Thomas Edison was to have said that “Genius is one percent inspiration and ninety-nine percent perspiration.” Apparently he made 1,000 failed attempts to invent the light bulb. After accomplishing it he was asked about all the previous failures. Edison replied, “I didn’t fail 1,000 times. The light bulb was an invention with 1,000 steps.”
The exercise of writing can be somewhat similar. If you wait for inspiration before you write, you might be waiting a long time. If things have to be perfect for creativity to commence; the desk arranged in a certain way, the lighting just right, the surroundings quiet or specific music playing, the dog is asleep, the children are elsewhere, the spouse distracted, the door closed….you might never write another word.
It is often the simple practice of putting words on the page where inspiration is found. It can be a delight when it happens!
The career writer knows to approach writing as a job. A task to complete. It is in the middle of a long project where things can bog down. You are tired of this project. Nothing brilliant is coming to mind. No great anecdote. No great story twist. Just blah, blah, blah.
Amazing how this is a universal experience for writers. I hear it again and again.
Embrace this sloth-like walk through your book as normal. But walk you must. Otherwise you’ll never finish.
Finding the Diamond
This past week a 121 carat diamond was found in a South Africa mine. Imagine the tons of dirt and rock that was sifted to find that gem. In the same way you will comb through your finished manuscript and discover many pieces of inspired writing. The key is to begin eliminating the sections that are not so gem-like.

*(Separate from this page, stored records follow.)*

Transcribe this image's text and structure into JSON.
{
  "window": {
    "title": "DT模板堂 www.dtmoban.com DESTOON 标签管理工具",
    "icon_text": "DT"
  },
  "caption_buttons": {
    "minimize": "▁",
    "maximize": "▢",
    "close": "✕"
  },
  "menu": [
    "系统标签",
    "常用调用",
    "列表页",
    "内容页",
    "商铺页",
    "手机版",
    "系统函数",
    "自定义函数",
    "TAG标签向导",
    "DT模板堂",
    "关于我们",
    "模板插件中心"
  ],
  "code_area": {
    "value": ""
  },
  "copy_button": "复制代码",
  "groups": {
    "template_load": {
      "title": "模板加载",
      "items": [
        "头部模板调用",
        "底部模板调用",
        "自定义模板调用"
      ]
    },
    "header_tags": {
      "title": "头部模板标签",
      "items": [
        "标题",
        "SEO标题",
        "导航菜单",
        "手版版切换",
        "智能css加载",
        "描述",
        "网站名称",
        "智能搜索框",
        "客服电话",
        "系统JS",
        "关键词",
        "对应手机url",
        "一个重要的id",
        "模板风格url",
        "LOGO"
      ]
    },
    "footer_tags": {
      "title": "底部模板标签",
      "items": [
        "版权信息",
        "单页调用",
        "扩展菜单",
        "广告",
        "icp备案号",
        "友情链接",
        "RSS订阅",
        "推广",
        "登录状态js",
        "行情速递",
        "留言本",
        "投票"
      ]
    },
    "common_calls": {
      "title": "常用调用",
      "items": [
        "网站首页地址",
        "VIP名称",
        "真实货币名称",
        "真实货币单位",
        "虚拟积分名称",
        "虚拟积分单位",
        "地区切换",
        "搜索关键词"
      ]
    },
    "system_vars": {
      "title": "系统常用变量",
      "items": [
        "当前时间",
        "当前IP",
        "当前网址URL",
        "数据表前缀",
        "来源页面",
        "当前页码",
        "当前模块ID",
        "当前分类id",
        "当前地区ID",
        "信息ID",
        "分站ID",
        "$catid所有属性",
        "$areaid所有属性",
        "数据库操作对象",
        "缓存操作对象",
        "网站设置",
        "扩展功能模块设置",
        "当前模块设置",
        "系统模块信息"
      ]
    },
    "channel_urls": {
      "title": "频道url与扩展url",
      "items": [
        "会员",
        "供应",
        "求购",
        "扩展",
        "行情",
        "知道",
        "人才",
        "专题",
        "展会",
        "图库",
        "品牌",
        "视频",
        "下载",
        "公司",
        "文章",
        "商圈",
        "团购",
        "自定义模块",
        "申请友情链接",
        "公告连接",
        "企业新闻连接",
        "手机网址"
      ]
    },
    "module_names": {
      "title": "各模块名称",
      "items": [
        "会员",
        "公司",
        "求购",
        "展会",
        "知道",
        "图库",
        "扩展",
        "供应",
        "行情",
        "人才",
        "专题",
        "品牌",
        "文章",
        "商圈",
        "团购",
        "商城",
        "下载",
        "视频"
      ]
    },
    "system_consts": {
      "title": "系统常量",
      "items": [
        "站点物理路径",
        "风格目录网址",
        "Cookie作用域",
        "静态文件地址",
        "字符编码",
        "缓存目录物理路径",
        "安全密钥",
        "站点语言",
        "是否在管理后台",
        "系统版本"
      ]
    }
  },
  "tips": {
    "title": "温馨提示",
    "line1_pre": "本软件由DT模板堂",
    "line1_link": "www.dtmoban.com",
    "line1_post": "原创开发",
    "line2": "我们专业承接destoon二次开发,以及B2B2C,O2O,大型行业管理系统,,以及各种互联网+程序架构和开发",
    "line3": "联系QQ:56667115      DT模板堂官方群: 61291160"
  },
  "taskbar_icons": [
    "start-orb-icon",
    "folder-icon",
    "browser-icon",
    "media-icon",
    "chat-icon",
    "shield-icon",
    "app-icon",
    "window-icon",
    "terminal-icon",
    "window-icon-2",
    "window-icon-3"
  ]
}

I remember working with the late Calvin Miller on his great book Into the Depths of God. We were in his home office reading his manuscript out loud to each other. I read one page and Calvin exclaimed, “What does that mean?” I replied, “How would I know? You wrote it!” Calvin laughed and said, “That was terrible, cut it out and throw it away.” In the end, nearly one-third of what this genius writer had created was left on the editing floor. What was left was the best.
So Which is it?
I believe inspiration is the heart of what makes a writer write. It is an idea, an experience, a story, something that creates a passion to write it down. Otherwise writing becomes an assignment like school where it is an obligation or a requirement.
At the same time without hard work the book is never completed. But just because it is complete doesn’t necessarily mean it is genius. It only means it is complete. The determination of its commercial value or its literary quality is another conversation for another day.
Thus it isn’t an either/or but a both/and. Inspiration motivates hard work and hard work creates inspiration. They are part and parcel of the process.
So after you stop reading this post, it is time to apply a bit of perspiration (and a bit of coffee?) to your day. Wrestle with finding the best words today. Meet that word count goal you set. Surprise yourself with the words that flow. And try to enjoy the process even when plodding through the slog.